MACHETE MAIDENS UNLEASHED! is the first detailed examination and celebration of Filipino genre filmmaking — a world where stunt men came cheap, plot was obsolete and the make-up guy was packin' heat!

From the early '70s well into the '90s the Philippines was a back-lot for a bevy of renegade B-movie makers and cinema visionaries alike. The country was utilized for its inexpensive labour, exotic locations and distinct lack of rules. A tidal schlock-wave of genre work emerged that somehow managed to capture the raw, chaotic energy of contemporary Filipino culture. These productions (a cavalcade of monster movies, jungle prison movies, blaxploitation and kung fu hybrids) were miraculously made at a time when the country's political situation was repressive at best. But, this was a revolution that even the Marcos dictatorship couldn't crush!

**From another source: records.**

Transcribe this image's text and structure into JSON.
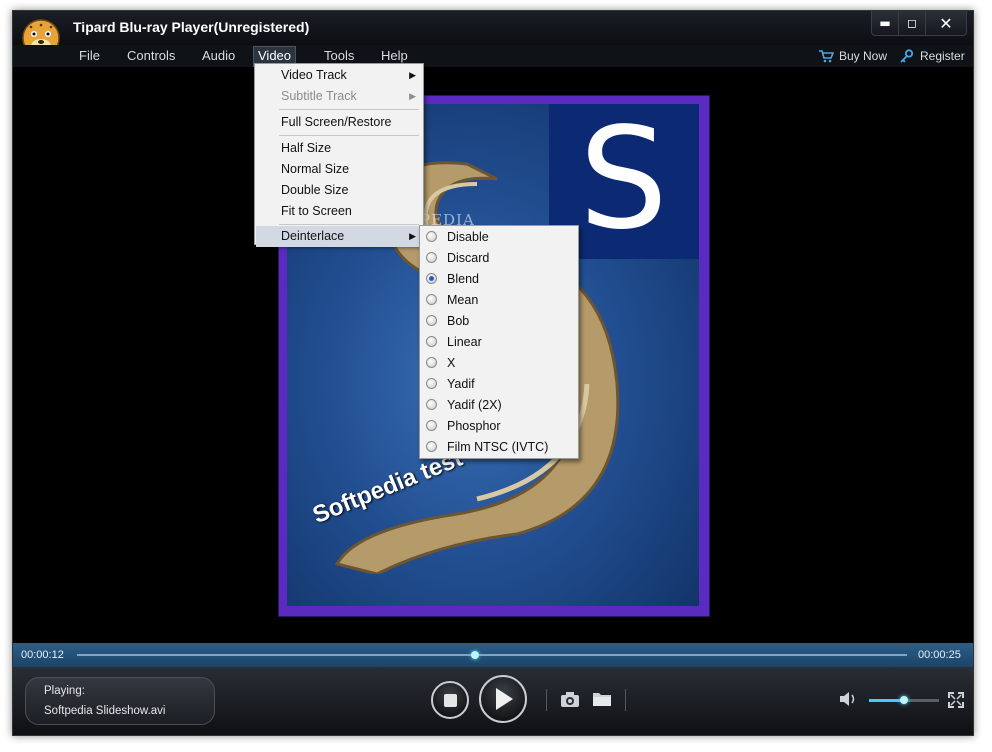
{
  "window": {
    "title": "Tipard Blu-ray Player(Unregistered)"
  },
  "menubar": {
    "items": [
      {
        "label": "File"
      },
      {
        "label": "Controls"
      },
      {
        "label": "Audio"
      },
      {
        "label": "Video"
      },
      {
        "label": "Tools"
      },
      {
        "label": "Help"
      }
    ],
    "buy_now": "Buy Now",
    "register": "Register"
  },
  "video_menu": {
    "items": [
      {
        "label": "Video Track",
        "submenu": true
      },
      {
        "label": "Subtitle Track",
        "submenu": true,
        "disabled": true
      },
      {
        "label": "Full Screen/Restore"
      },
      {
        "label": "Half Size"
      },
      {
        "label": "Normal Size"
      },
      {
        "label": "Double Size"
      },
      {
        "label": "Fit to Screen"
      },
      {
        "label": "Deinterlace",
        "submenu": true,
        "highlighted": true
      }
    ]
  },
  "deinterlace_menu": {
    "selected": "Blend",
    "options": [
      {
        "label": "Disable"
      },
      {
        "label": "Discard"
      },
      {
        "label": "Blend"
      },
      {
        "label": "Mean"
      },
      {
        "label": "Bob"
      },
      {
        "label": "Linear"
      },
      {
        "label": "X"
      },
      {
        "label": "Yadif"
      },
      {
        "label": "Yadif (2X)"
      },
      {
        "label": "Phosphor"
      },
      {
        "label": "Film NTSC (IVTC)"
      }
    ]
  },
  "video": {
    "letter": "S",
    "caption": "Softpedia test",
    "watermark": "SOFTPEDIA"
  },
  "playback": {
    "current_time": "00:00:12",
    "total_time": "00:00:25",
    "progress": 0.48,
    "playing_label": "Playing:",
    "file_name": "Softpedia Slideshow.avi",
    "volume": 0.5
  },
  "colors": {
    "accent": "#4cc7ff",
    "progress_bar": "#1c4468",
    "menu_bg": "#f2f2f2",
    "radio_selected": "#1a5fd1",
    "frame_border": "#5b2bc1"
  },
  "icons": {
    "logo": "cheetah-logo",
    "buy_now": "cart-icon",
    "register": "key-icon",
    "snapshot": "camera-icon",
    "open": "folder-icon",
    "volume": "speaker-icon",
    "fullscreen": "expand-icon"
  }
}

MACHETE MAIDENS UNLEASHED! begins with the partnership of acclaimed local filmmakers Gerry de Leon and Eddie Romero whose gore-drenched BLOOD ISLAND trilogy went straight from jungles of the Pacific to the trash cans of the critics, but in the process found large and enthusiastic drive-in audiences across America.

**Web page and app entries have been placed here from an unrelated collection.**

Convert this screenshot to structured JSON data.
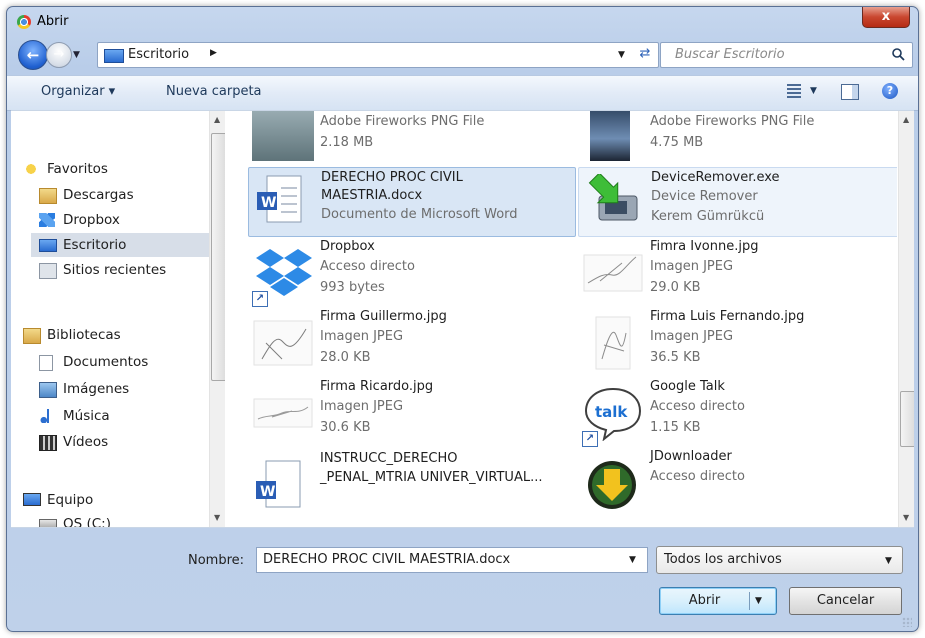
{
  "window": {
    "title": "Abrir",
    "close_label": "x"
  },
  "navigation": {
    "address_location": "Escritorio",
    "search_placeholder": "Buscar Escritorio"
  },
  "toolbar": {
    "organize_label": "Organizar ▾",
    "new_folder_label": "Nueva carpeta"
  },
  "sidebar": {
    "favorites": {
      "label": "Favoritos",
      "items": [
        "Descargas",
        "Dropbox",
        "Escritorio",
        "Sitios recientes"
      ],
      "selected": "Escritorio"
    },
    "libraries": {
      "label": "Bibliotecas",
      "items": [
        "Documentos",
        "Imágenes",
        "Música",
        "Vídeos"
      ]
    },
    "computer": {
      "label": "Equipo",
      "items": [
        "OS (C:)"
      ]
    }
  },
  "files": [
    {
      "name": "",
      "type": "Adobe Fireworks PNG File",
      "detail": "2.18 MB",
      "icon": "fireworks-png-thumbnail"
    },
    {
      "name": "",
      "type": "Adobe Fireworks PNG File",
      "detail": "4.75 MB",
      "icon": "fireworks-png-thumbnail"
    },
    {
      "name": "DERECHO PROC CIVIL MAESTRIA.docx",
      "name_line1": "DERECHO PROC CIVIL",
      "name_line2": "MAESTRIA.docx",
      "type": "Documento de Microsoft Word",
      "icon": "word-document-icon",
      "selected": true
    },
    {
      "name": "DeviceRemover.exe",
      "type": "Device Remover",
      "detail": "Kerem Gümrükcü",
      "icon": "device-remover-icon"
    },
    {
      "name": "Dropbox",
      "type": "Acceso directo",
      "detail": "993 bytes",
      "icon": "dropbox-icon"
    },
    {
      "name": "Fimra Ivonne.jpg",
      "type": "Imagen JPEG",
      "detail": "29.0 KB",
      "icon": "signature-thumbnail"
    },
    {
      "name": "Firma Guillermo.jpg",
      "type": "Imagen JPEG",
      "detail": "28.0 KB",
      "icon": "signature-thumbnail"
    },
    {
      "name": "Firma Luis Fernando.jpg",
      "type": "Imagen JPEG",
      "detail": "36.5 KB",
      "icon": "signature-thumbnail"
    },
    {
      "name": "Firma Ricardo.jpg",
      "type": "Imagen JPEG",
      "detail": "30.6 KB",
      "icon": "signature-thumbnail"
    },
    {
      "name": "Google Talk",
      "type": "Acceso directo",
      "detail": "1.15 KB",
      "icon": "google-talk-icon"
    },
    {
      "name_line1": "INSTRUCC_DERECHO",
      "name_line2": "_PENAL_MTRIA UNIVER_VIRTUAL...",
      "icon": "word-document-icon"
    },
    {
      "name": "JDownloader",
      "type": "Acceso directo",
      "icon": "jdownloader-icon"
    }
  ],
  "footer": {
    "name_label": "Nombre:",
    "name_value": "DERECHO PROC CIVIL MAESTRIA.docx",
    "filter_value": "Todos los archivos",
    "open_label": "Abrir",
    "cancel_label": "Cancelar"
  },
  "colors": {
    "selection": "#d9e6f5",
    "title_gradient": "#c6d7ee",
    "close": "#c9472f"
  }
}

When legendary maverick producer Roger Corman was introduced to Romero and de Leon he instantly discovered the Philippines was economically suited to low budget filming. Corman quickly set up camp and produced a number of highly successful "Woman In Prison" films starring genre favourites Pam Grier and Sid Haig.

Throughout the '70s and '80s the appetites of thrill-hungry cinemagoers around the globe continued to be satisfied by prolific local auteurs Cirio H. Santiago (TNT JACKSON) and Bobby A. Suarez (CLEOPATRA WONG) — and in the late 1970's Francis Ford Coppola re-invigorated a whole new epoch of filmmaking by choosing to shoot the infamously troubled production, APOCALYPSE NOW in the Philippines.

Our journey climaxes in 1981 when this country fights back and reclaims its very own special national identity via the inaugural Manila International Film Festival and accompanying Film Market. Conceived to showcase the Philippine's glorious screen culture, the market's biggest success was FOR Y'UR HEIGHT ONLY, a low budget, home-grown James Bond spoof starring an 83cm primordial dwarf named Weng Weng. The film sold to countless international territories and is now arguably the most well known exemplar of the Filipino genre film abroad.

MACHETE MAIDENS UNLEASHED! is everything you ever wanted to know about drive-in filler from Manilla! The ultimate insiders' account of genre filmmaking in the Philippines, it boasts a role call of local and international survivors from this period, including many visiting American B-movie starlets who were totally unprepared for this devil-may-care school of filmmaking. Sitting alongside the talking heads are a dazzling array of outrageous film clips from key Philippines-lensed productions. This is the ultimate Filipino femme-fest!


"the film’s most revealing interviews are with the bevy of female actors who bared it all from the waist up, fought swamp monsters, mercenaries and often each other while working under less than luxurious conditions – such as a wet cave used as a dressing room that also doubled as the men’s latrine."

"Never underestimate a creative B-movie industry’s ability to find a new group to exploit."

“Filipino filmmakers would watch American films and try to duplicate them, but they did it in the simplest and often the most dangerous way possible,” says Hartley, who previously explored the B-films of his native Australia in his 2008 documentary Not Quite Hollywood: The Wild, Untold Story of Ozploitation!.

“When they saw a guy jump through a glass window, they didn't realize it was breakaway glass. So they would just throw somebody through a plate glass window.”

"So, consider this your introduction to the lesser-known corners of Filipino cinema. Or, just go for the non-stop stream of ’70s boobs. Because American Apparel ads can’t fake the real thing."

"Assembling interviews with Corman, his stars and the filmmakers, Hartley conducts a delightful, briskly paced tour of the very finest exploitation tactics: constant nudity, lurid violence and cheesy political speechifying."

"The doc’s own high quota of bare boobs, big laughs and bigger explosions ensures that it has the same sleazy appeal as the movies it salutes."

"an unabashedly graphic documentary (we're talking more boobs than you'll find in parliament) about a cheesy, and yet fascinating, subject."

"a fun look back at a simpler time in moviemaking"

"Though sadly lacking many machetes or maidens, this ridiculously entertaining documentary explores the robust Filipino exploitation movie-making scene of the ‘60s and ‘70s. Director Mark Hartley assembled interviews with key players like Roger Corman to form a poignantly nostalgic look at a forgotten period of outlaw filmmaking."

"... it's awfully hard to dislike a movie like this. You want clips of women in prison being unconvincingly tortured? You got 'em. You want to see a three-foot-tall actor flying around with a jet pack? You got it (via James Bond spoof For Y'ur Height Only). You want a thorough, if superficial, summary of a film movement of questionable merit? You got it. You want funny stories about the utter shamelessness of some of these companies? Done."